TOKYO, Jan 29 (Reuters) - Bank of Japan Governor Masaaki Shirakawa told cabinet ministers that it is possible for the central bank to increase asset purchases even further to inject funds into the economy, minutes from a meeting of a top government panel showed on Tuesday.
The BOJ last week made an open-ended commitment to purchase 13 trillion yen ($143.4 billion) in assets each month from 2014 to achieve a 2 percent inflation target it agreed with the government. Most of the asset purchases are likely to focus on government debt.
“We’ve already announced in December that over the next year we will supply around 50 trillion yen in funds,” Shirakawa said, according to the minutes of a Council on Economic and Fiscal Policy (CEFP) meeting held last week.
“From 2014, purchases will increase again. We’ll examine the situation every month, so it’s possible for purchases to increase further still.”
The CEFP is the government’s top panel to decide economic policy and is the forum where the Prime Minister Shinzo Abe’s cabinet will monitor the central bank’s progress in achieving 2 percent inflation.
The BOJ’s forecast is for core consumer prices, which exclude fresh food but include energy costs, to rise 0.9 percent in the fiscal year starting from April 2014.
This is well below the inflation target, leading one private sector member of the CEFP to suggest that the BOJ issue price forecasts for the following fiscal year, minutes of the meeting showed.

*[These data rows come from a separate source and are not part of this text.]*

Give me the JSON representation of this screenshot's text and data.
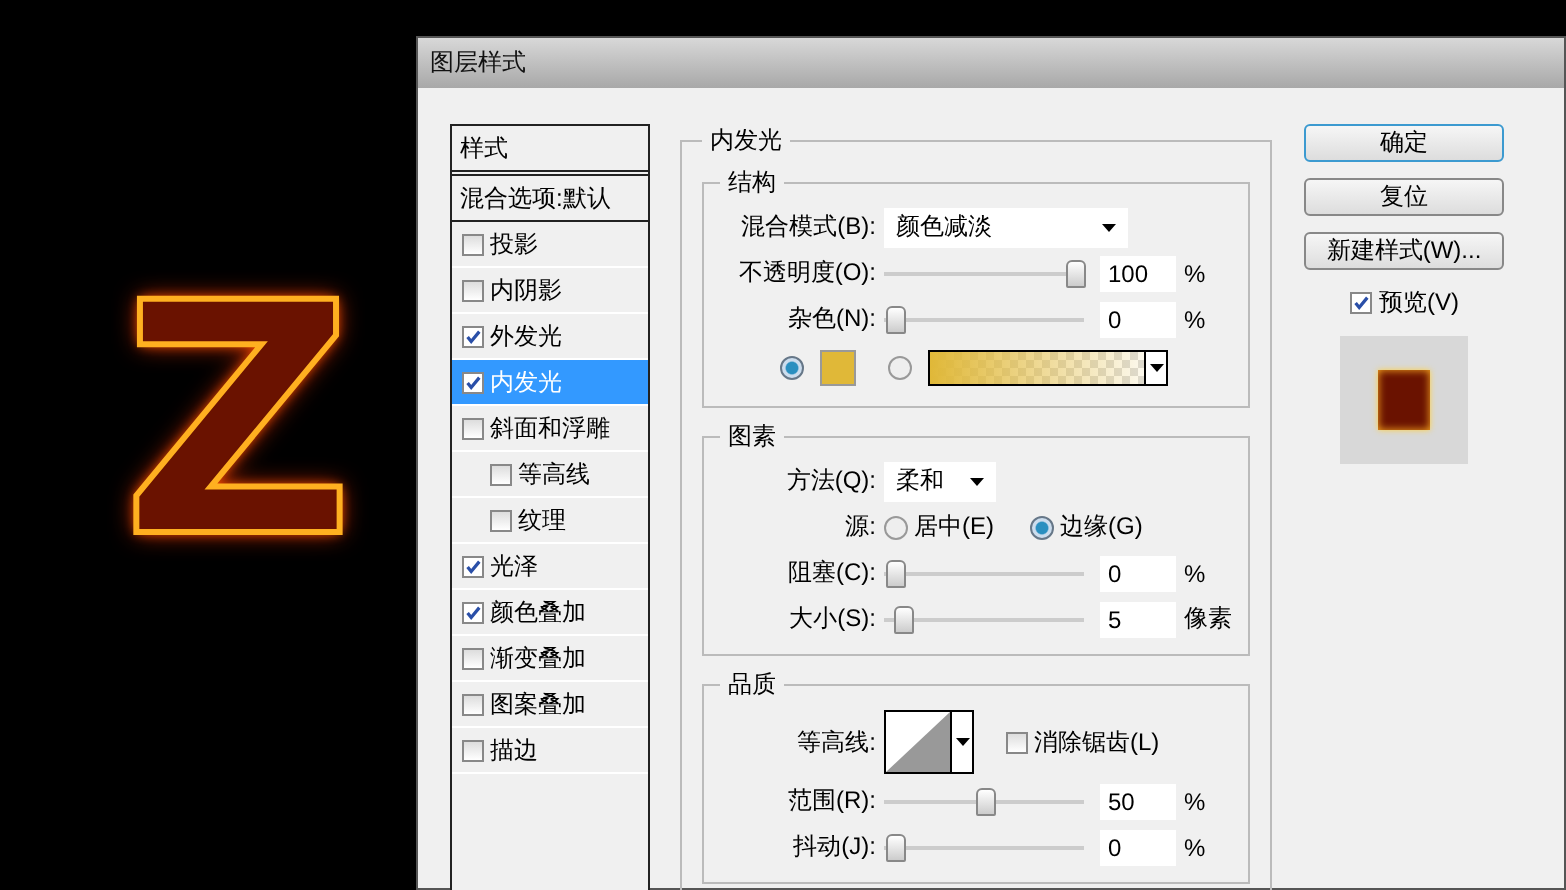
{
  "canvas": {
    "letter": "Z"
  },
  "dialog": {
    "title": "图层样式"
  },
  "styles_list": {
    "header": "样式",
    "blend_options": "混合选项:默认",
    "items": [
      {
        "label": "投影",
        "checked": false,
        "selected": false
      },
      {
        "label": "内阴影",
        "checked": false,
        "selected": false
      },
      {
        "label": "外发光",
        "checked": true,
        "selected": false
      },
      {
        "label": "内发光",
        "checked": true,
        "selected": true
      },
      {
        "label": "斜面和浮雕",
        "checked": false,
        "selected": false,
        "children": [
          {
            "label": "等高线",
            "checked": false,
            "selected": false
          },
          {
            "label": "纹理",
            "checked": false,
            "selected": false
          }
        ]
      },
      {
        "label": "光泽",
        "checked": true,
        "selected": false
      },
      {
        "label": "颜色叠加",
        "checked": true,
        "selected": false
      },
      {
        "label": "渐变叠加",
        "checked": false,
        "selected": false
      },
      {
        "label": "图案叠加",
        "checked": false,
        "selected": false
      },
      {
        "label": "描边",
        "checked": false,
        "selected": false
      }
    ]
  },
  "inner_glow": {
    "title": "内发光",
    "structure": {
      "title": "结构",
      "blend_mode": {
        "label": "混合模式(B):",
        "value": "颜色减淡"
      },
      "opacity": {
        "label": "不透明度(O):",
        "level": 1,
        "value": "100",
        "unit": "%"
      },
      "noise": {
        "label": "杂色(N):",
        "level": 0,
        "value": "0",
        "unit": "%"
      },
      "fill_options": [
        {
          "kind": "color",
          "selected": true
        },
        {
          "kind": "gradient",
          "selected": false
        }
      ]
    },
    "elements": {
      "title": "图素",
      "technique": {
        "label": "方法(Q):",
        "value": "柔和"
      },
      "source": {
        "label": "源:",
        "options": [
          {
            "label": "居中(E)",
            "selected": false
          },
          {
            "label": "边缘(G)",
            "selected": true
          }
        ]
      },
      "choke": {
        "label": "阻塞(C):",
        "level": 0,
        "value": "0",
        "unit": "%"
      },
      "size": {
        "label": "大小(S):",
        "level": 0.04,
        "value": "5",
        "unit": "像素"
      }
    },
    "quality": {
      "title": "品质",
      "contour": {
        "label": "等高线:"
      },
      "anti_alias": {
        "label": "消除锯齿(L)",
        "checked": false
      },
      "range": {
        "label": "范围(R):",
        "level": 0.5,
        "value": "50",
        "unit": "%"
      },
      "jitter": {
        "label": "抖动(J):",
        "level": 0,
        "value": "0",
        "unit": "%"
      }
    }
  },
  "buttons": [
    {
      "label": "确定",
      "default": true
    },
    {
      "label": "复位",
      "default": false
    },
    {
      "label": "新建样式(W)...",
      "default": false
    }
  ],
  "preview": {
    "label": "预览(V)",
    "checked": true
  }
}
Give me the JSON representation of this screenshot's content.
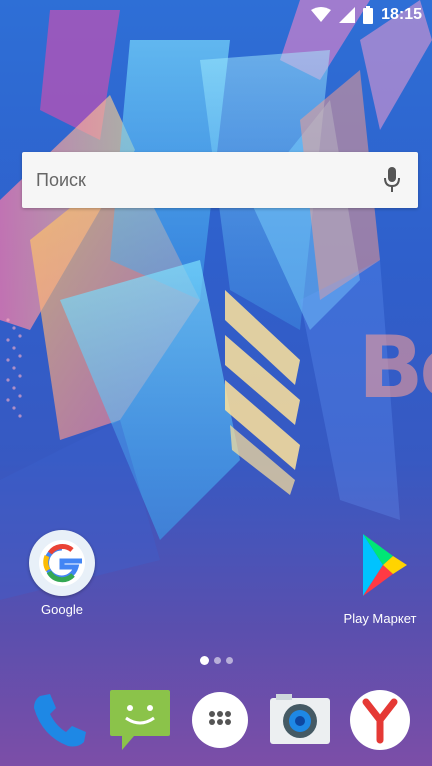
{
  "status_bar": {
    "time": "18:15",
    "icons": [
      "wifi-icon",
      "signal-icon",
      "battery-icon"
    ]
  },
  "search": {
    "placeholder": "Поиск",
    "icon": "mic-icon"
  },
  "wallpaper": {
    "text": "Bo"
  },
  "home_apps": [
    {
      "label": "Google",
      "icon": "google-icon"
    },
    {
      "label": "Play Маркет",
      "icon": "play-store-icon"
    }
  ],
  "page_indicator": {
    "count": 3,
    "active": 0
  },
  "dock": [
    {
      "icon": "phone-icon"
    },
    {
      "icon": "messages-icon"
    },
    {
      "icon": "app-drawer-icon"
    },
    {
      "icon": "camera-icon"
    },
    {
      "icon": "yandex-browser-icon"
    }
  ],
  "colors": {
    "background_top": "#2e6fd6",
    "background_bottom": "#7c4ea7",
    "phone": "#1e88e5",
    "messages": "#8bc34a",
    "yandex": "#e53935"
  }
}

In response, Shirakawa said that while prices are likely to continue rising, uncertainty about overseas economies means there are large differences in each monetary policy board member’s views beyond fiscal 2014.
Japan’s government has made reviving the economy and ending nearly 20 years of mild deflation a top priority, but some economists say it will not be easy to achieve 2 percent inflation quickly.